Dataset rows for apps and sites:
▼
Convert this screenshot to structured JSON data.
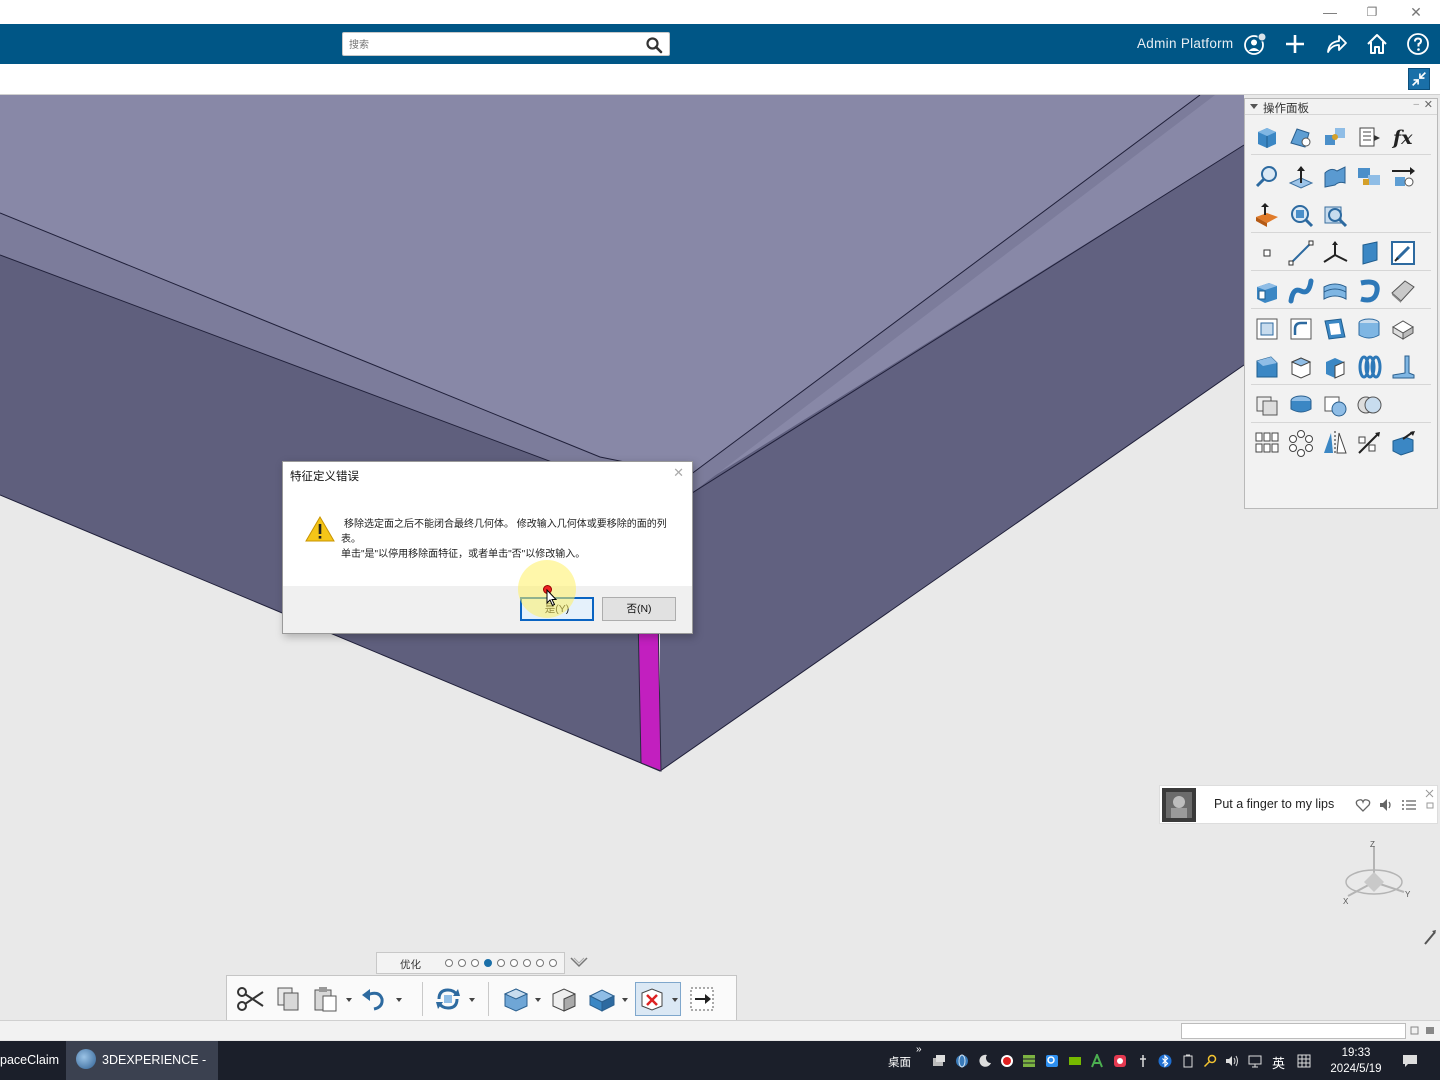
{
  "window": {
    "minimize_glyph": "—",
    "restore_glyph": "❐",
    "close_glyph": "✕"
  },
  "topbar": {
    "search_placeholder": "搜索",
    "platform_label": "Admin Platform",
    "bar_color": "#005686"
  },
  "ops_panel": {
    "title": "操作面板",
    "pin_glyph": "–",
    "close_glyph": "✕"
  },
  "dialog": {
    "title": "特征定义错误",
    "close_glyph": "✕",
    "message_line1": "移除选定面之后不能闭合最终几何体。 修改输入几何体或要移除的面的列表。",
    "message_line2": "单击\"是\"以停用移除面特征，或者单击\"否\"以修改输入。",
    "yes_label": "是(Y)",
    "no_label": "否(N)"
  },
  "music": {
    "song": "Put a finger to my lips"
  },
  "compass": {
    "z": "Z",
    "x": "X",
    "y": "Y"
  },
  "pager": {
    "label": "优化",
    "pages": [
      0,
      0,
      0,
      1,
      0,
      0,
      0,
      0,
      0
    ]
  },
  "taskbar": {
    "items": [
      {
        "label": "paceClaim",
        "active": false
      },
      {
        "label": "3DEXPERIENCE - [...",
        "active": true
      }
    ],
    "desktop_label": "桌面",
    "ime_label": "英",
    "time": "19:33",
    "date": "2024/5/19"
  },
  "colors": {
    "part_top": "#8a8aa8",
    "part_side": "#5e5e7a",
    "highlight_face": "#c41fc0",
    "accent": "#0a64c2"
  }
}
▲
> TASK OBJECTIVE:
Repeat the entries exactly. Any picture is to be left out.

> FINAL ANSWER:
Convert this screenshot to structured JSON data.
{
  "window": {
    "minimize_glyph": "—",
    "restore_glyph": "❐",
    "close_glyph": "✕"
  },
  "topbar": {
    "search_placeholder": "搜索",
    "platform_label": "Admin Platform",
    "bar_color": "#005686"
  },
  "ops_panel": {
    "title": "操作面板",
    "pin_glyph": "–",
    "close_glyph": "✕"
  },
  "dialog": {
    "title": "特征定义错误",
    "close_glyph": "✕",
    "message_line1": "移除选定面之后不能闭合最终几何体。 修改输入几何体或要移除的面的列表。",
    "message_line2": "单击\"是\"以停用移除面特征，或者单击\"否\"以修改输入。",
    "yes_label": "是(Y)",
    "no_label": "否(N)"
  },
  "music": {
    "song": "Put a finger to my lips"
  },
  "compass": {
    "z": "Z",
    "x": "X",
    "y": "Y"
  },
  "pager": {
    "label": "优化",
    "pages": [
      0,
      0,
      0,
      1,
      0,
      0,
      0,
      0,
      0
    ]
  },
  "taskbar": {
    "items": [
      {
        "label": "paceClaim",
        "active": false
      },
      {
        "label": "3DEXPERIENCE - [...",
        "active": true
      }
    ],
    "desktop_label": "桌面",
    "ime_label": "英",
    "time": "19:33",
    "date": "2024/5/19"
  },
  "colors": {
    "part_top": "#8a8aa8",
    "part_side": "#5e5e7a",
    "highlight_face": "#c41fc0",
    "accent": "#0a64c2"
  }
}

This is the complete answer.